WHAT YOU ARE ASKED TO DO
Every line with the string "true" in it belongs in your answer, so copy them all from the data.

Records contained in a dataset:

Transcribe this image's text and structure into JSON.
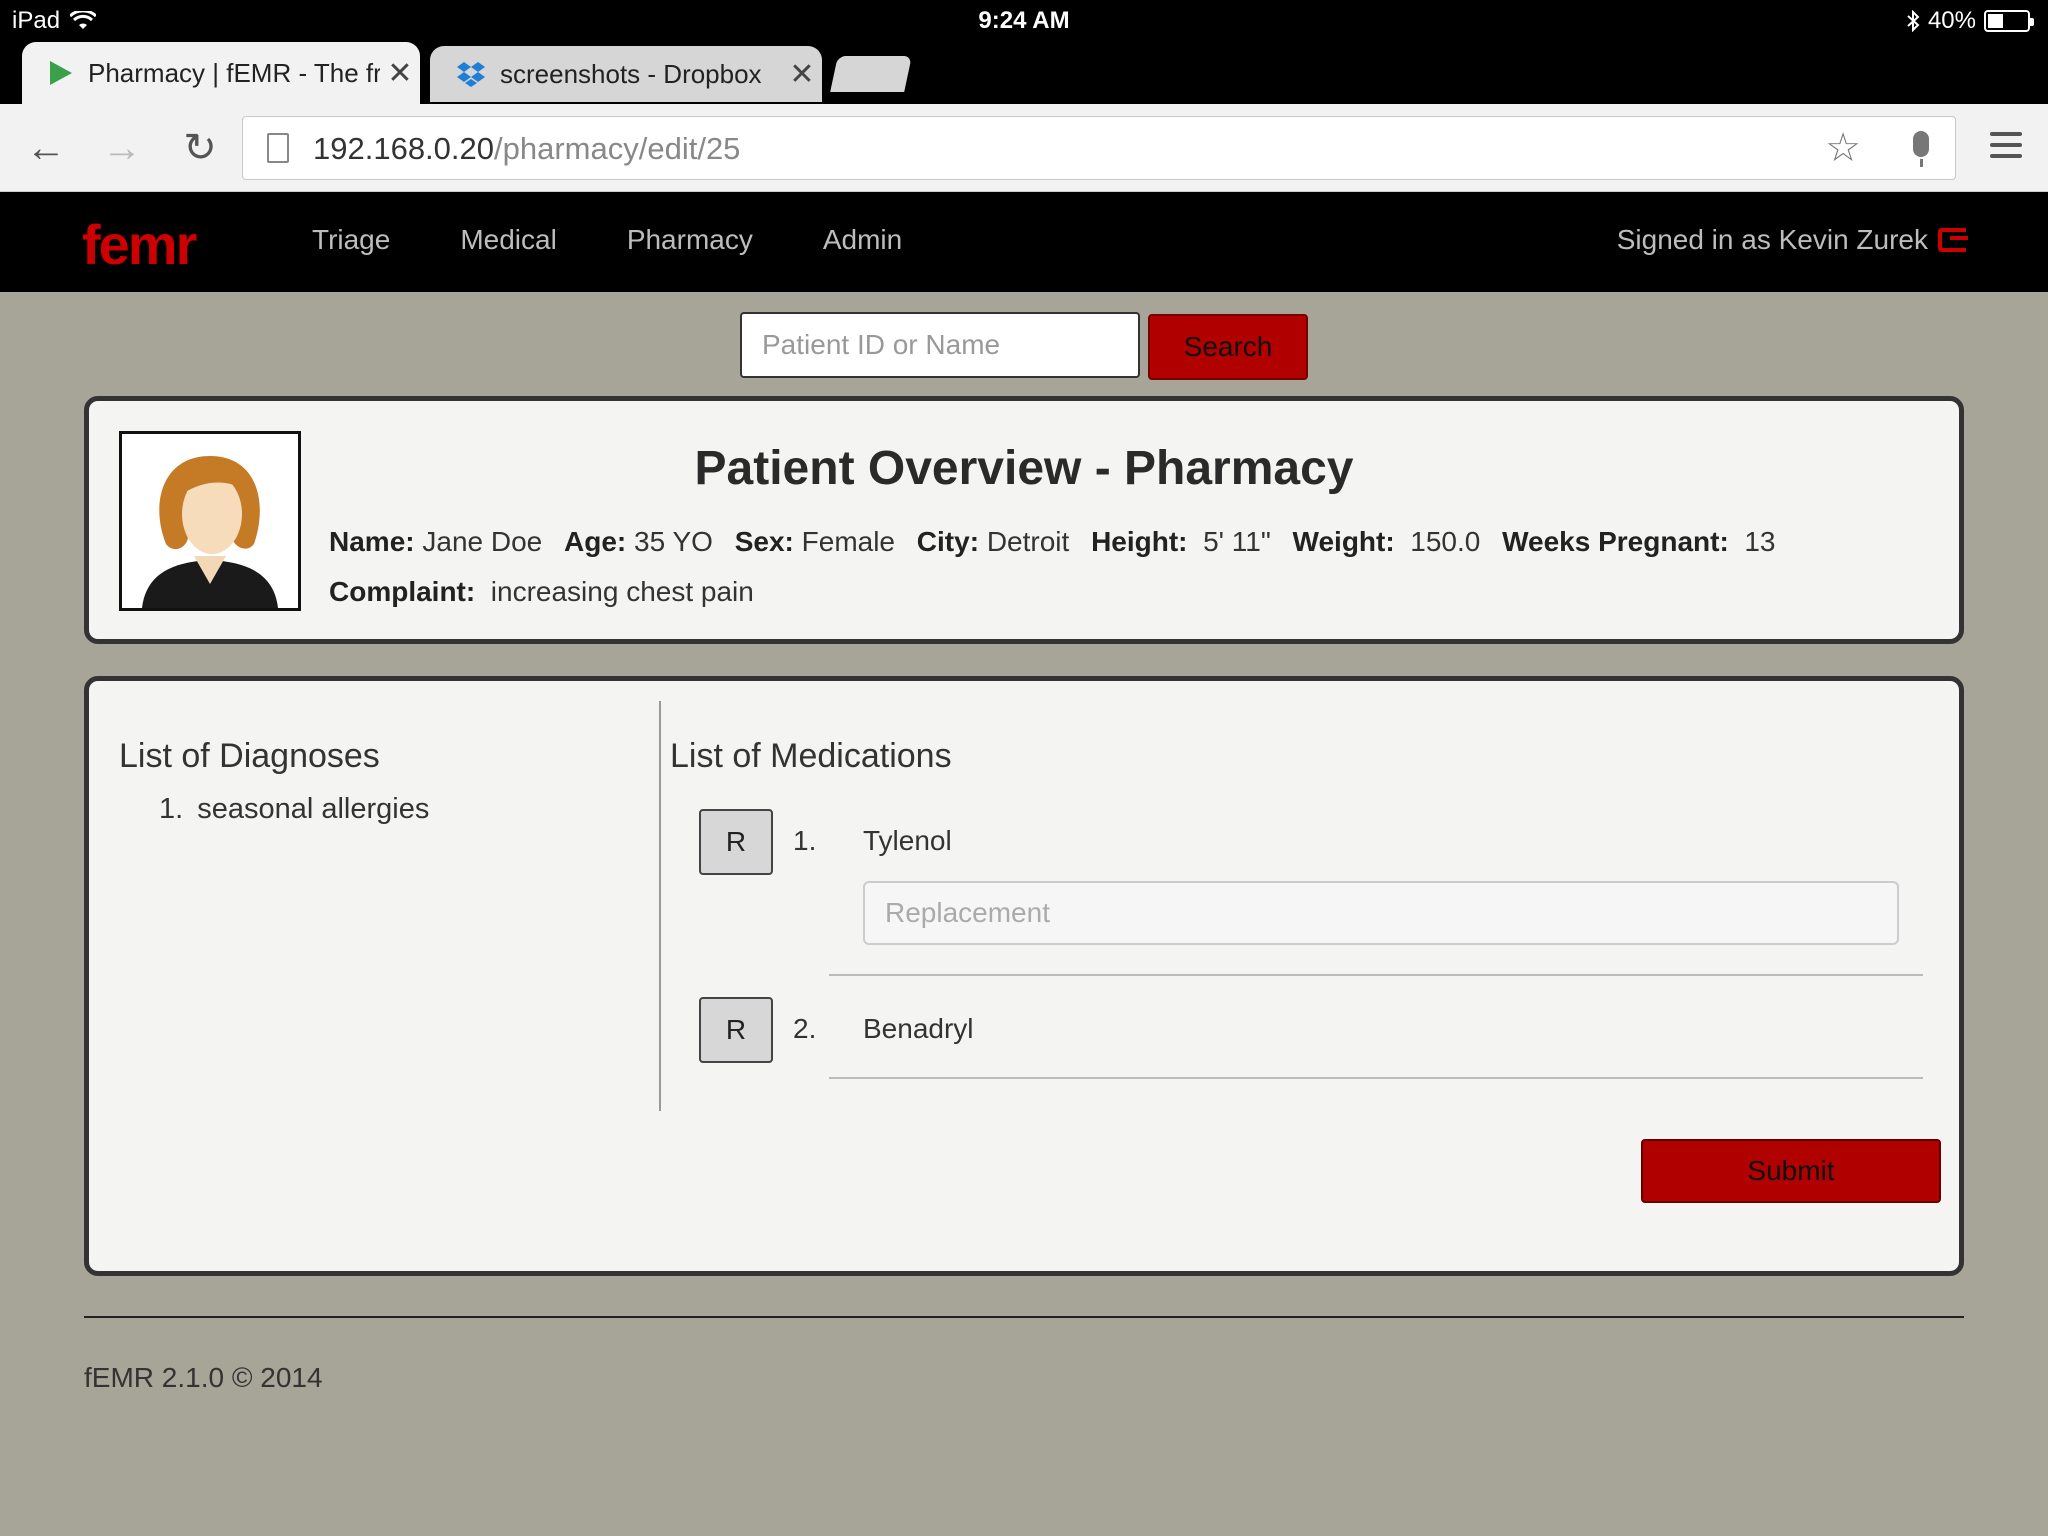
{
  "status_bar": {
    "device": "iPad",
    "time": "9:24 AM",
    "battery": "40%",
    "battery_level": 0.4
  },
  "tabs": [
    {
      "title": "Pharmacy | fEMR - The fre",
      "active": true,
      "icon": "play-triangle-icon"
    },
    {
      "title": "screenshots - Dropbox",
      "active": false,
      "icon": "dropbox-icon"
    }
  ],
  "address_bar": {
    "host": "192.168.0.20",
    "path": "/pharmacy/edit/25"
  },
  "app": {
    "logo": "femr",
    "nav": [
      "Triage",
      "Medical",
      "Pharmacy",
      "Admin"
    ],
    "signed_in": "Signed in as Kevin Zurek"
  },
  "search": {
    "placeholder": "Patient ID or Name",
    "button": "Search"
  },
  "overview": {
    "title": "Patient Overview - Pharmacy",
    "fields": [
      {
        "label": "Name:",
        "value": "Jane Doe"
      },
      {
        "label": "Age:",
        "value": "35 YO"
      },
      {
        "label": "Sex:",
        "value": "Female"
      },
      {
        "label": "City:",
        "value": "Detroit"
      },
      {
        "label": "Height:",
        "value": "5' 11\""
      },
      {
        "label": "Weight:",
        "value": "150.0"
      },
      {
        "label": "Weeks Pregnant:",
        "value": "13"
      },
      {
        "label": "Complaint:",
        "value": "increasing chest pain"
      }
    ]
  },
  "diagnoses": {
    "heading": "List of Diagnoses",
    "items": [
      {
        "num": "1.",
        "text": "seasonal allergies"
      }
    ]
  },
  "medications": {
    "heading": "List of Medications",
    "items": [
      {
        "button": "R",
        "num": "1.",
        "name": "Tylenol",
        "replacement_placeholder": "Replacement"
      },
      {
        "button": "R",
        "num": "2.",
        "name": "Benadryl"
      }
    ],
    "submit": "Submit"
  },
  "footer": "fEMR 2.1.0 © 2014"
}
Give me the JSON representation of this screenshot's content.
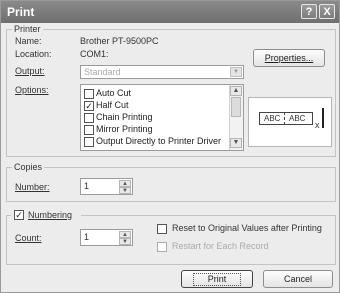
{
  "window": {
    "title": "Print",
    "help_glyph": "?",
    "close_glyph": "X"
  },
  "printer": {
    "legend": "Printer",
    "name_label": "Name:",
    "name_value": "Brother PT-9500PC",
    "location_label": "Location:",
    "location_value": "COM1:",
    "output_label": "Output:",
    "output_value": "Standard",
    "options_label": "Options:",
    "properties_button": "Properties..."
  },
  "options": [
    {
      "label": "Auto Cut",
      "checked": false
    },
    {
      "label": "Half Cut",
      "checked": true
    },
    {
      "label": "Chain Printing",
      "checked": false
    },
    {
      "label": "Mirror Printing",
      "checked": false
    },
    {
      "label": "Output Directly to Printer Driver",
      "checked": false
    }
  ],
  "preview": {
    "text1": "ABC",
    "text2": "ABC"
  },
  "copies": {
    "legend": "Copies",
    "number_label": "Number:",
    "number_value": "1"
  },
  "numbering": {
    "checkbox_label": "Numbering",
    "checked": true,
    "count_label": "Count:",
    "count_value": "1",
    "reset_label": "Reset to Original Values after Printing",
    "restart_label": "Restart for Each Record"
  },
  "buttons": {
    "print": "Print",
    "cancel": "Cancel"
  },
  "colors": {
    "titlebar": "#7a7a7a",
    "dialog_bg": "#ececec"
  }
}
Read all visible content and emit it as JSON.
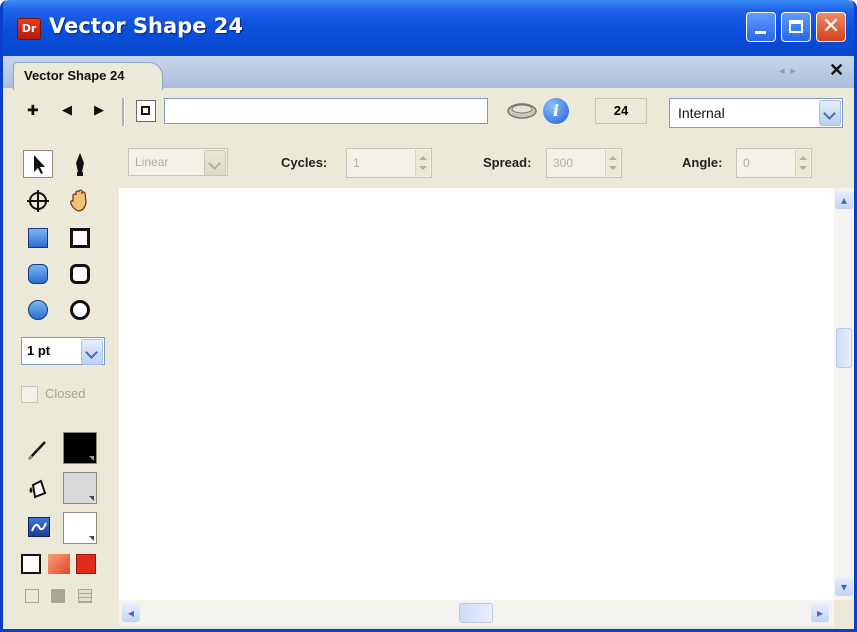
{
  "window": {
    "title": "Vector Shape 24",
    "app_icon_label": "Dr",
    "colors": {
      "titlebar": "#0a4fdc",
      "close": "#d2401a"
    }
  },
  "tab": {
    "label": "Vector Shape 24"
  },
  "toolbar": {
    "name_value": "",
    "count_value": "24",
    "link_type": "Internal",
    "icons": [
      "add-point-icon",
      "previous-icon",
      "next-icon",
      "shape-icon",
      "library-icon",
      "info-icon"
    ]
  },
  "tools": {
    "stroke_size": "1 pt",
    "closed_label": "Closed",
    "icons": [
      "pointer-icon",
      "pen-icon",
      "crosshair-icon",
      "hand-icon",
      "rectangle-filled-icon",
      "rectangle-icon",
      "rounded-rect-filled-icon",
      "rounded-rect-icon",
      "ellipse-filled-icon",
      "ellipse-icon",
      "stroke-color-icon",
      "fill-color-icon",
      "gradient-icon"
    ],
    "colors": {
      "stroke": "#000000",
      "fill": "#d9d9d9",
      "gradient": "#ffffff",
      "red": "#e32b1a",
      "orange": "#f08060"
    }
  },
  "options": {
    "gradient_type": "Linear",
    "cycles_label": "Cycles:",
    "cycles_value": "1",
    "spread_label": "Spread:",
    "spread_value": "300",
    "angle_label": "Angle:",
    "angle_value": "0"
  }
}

SOLUTION TO THE PROBLEM
      "active": true,
      "checked": true
    "checked": true,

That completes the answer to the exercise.